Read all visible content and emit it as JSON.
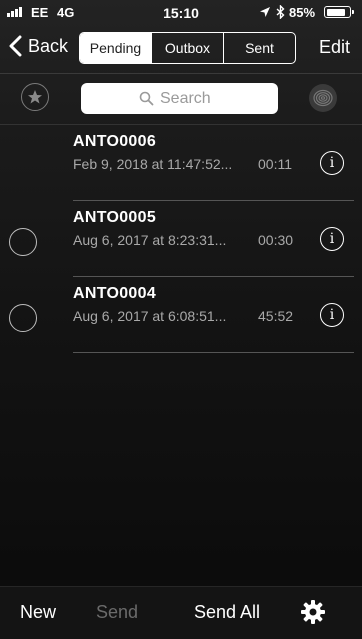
{
  "status_bar": {
    "carrier": "EE",
    "network": "4G",
    "time": "15:10",
    "battery_percent": "85%",
    "battery_level": 0.85,
    "icons": [
      "signal-icon",
      "location-arrow-icon",
      "bluetooth-icon",
      "battery-icon"
    ]
  },
  "nav": {
    "back_label": "Back",
    "segments": [
      "Pending",
      "Outbox",
      "Sent"
    ],
    "selected_segment": "Pending",
    "edit_label": "Edit"
  },
  "search": {
    "placeholder": "Search",
    "icons": [
      "star-icon",
      "search-icon",
      "fingerprint-icon"
    ]
  },
  "recordings": [
    {
      "name": "ANTO0006",
      "date": "Feb 9, 2018 at 11:47:52...",
      "duration": "00:11",
      "has_select_circle": false
    },
    {
      "name": "ANTO0005",
      "date": "Aug 6, 2017 at 8:23:31...",
      "duration": "00:30",
      "has_select_circle": true
    },
    {
      "name": "ANTO0004",
      "date": "Aug 6, 2017 at 6:08:51...",
      "duration": "45:52",
      "has_select_circle": true
    }
  ],
  "toolbar": {
    "new_label": "New",
    "send_label": "Send",
    "send_all_label": "Send All",
    "settings_icon": "gear-icon"
  },
  "colors": {
    "background": "#1b1b1b",
    "text_primary": "#ffffff",
    "text_secondary": "#a9a9a9",
    "disabled": "#6b6b6b"
  }
}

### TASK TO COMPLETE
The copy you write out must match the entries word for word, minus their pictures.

### RESULT FOR THIS TASK
Read all visible content and emit it as JSON.
{
  "status_bar": {
    "carrier": "EE",
    "network": "4G",
    "time": "15:10",
    "battery_percent": "85%",
    "battery_level": 0.85,
    "icons": [
      "signal-icon",
      "location-arrow-icon",
      "bluetooth-icon",
      "battery-icon"
    ]
  },
  "nav": {
    "back_label": "Back",
    "segments": [
      "Pending",
      "Outbox",
      "Sent"
    ],
    "selected_segment": "Pending",
    "edit_label": "Edit"
  },
  "search": {
    "placeholder": "Search",
    "icons": [
      "star-icon",
      "search-icon",
      "fingerprint-icon"
    ]
  },
  "recordings": [
    {
      "name": "ANTO0006",
      "date": "Feb 9, 2018 at 11:47:52...",
      "duration": "00:11",
      "has_select_circle": false
    },
    {
      "name": "ANTO0005",
      "date": "Aug 6, 2017 at 8:23:31...",
      "duration": "00:30",
      "has_select_circle": true
    },
    {
      "name": "ANTO0004",
      "date": "Aug 6, 2017 at 6:08:51...",
      "duration": "45:52",
      "has_select_circle": true
    }
  ],
  "toolbar": {
    "new_label": "New",
    "send_label": "Send",
    "send_all_label": "Send All",
    "settings_icon": "gear-icon"
  },
  "colors": {
    "background": "#1b1b1b",
    "text_primary": "#ffffff",
    "text_secondary": "#a9a9a9",
    "disabled": "#6b6b6b"
  }
}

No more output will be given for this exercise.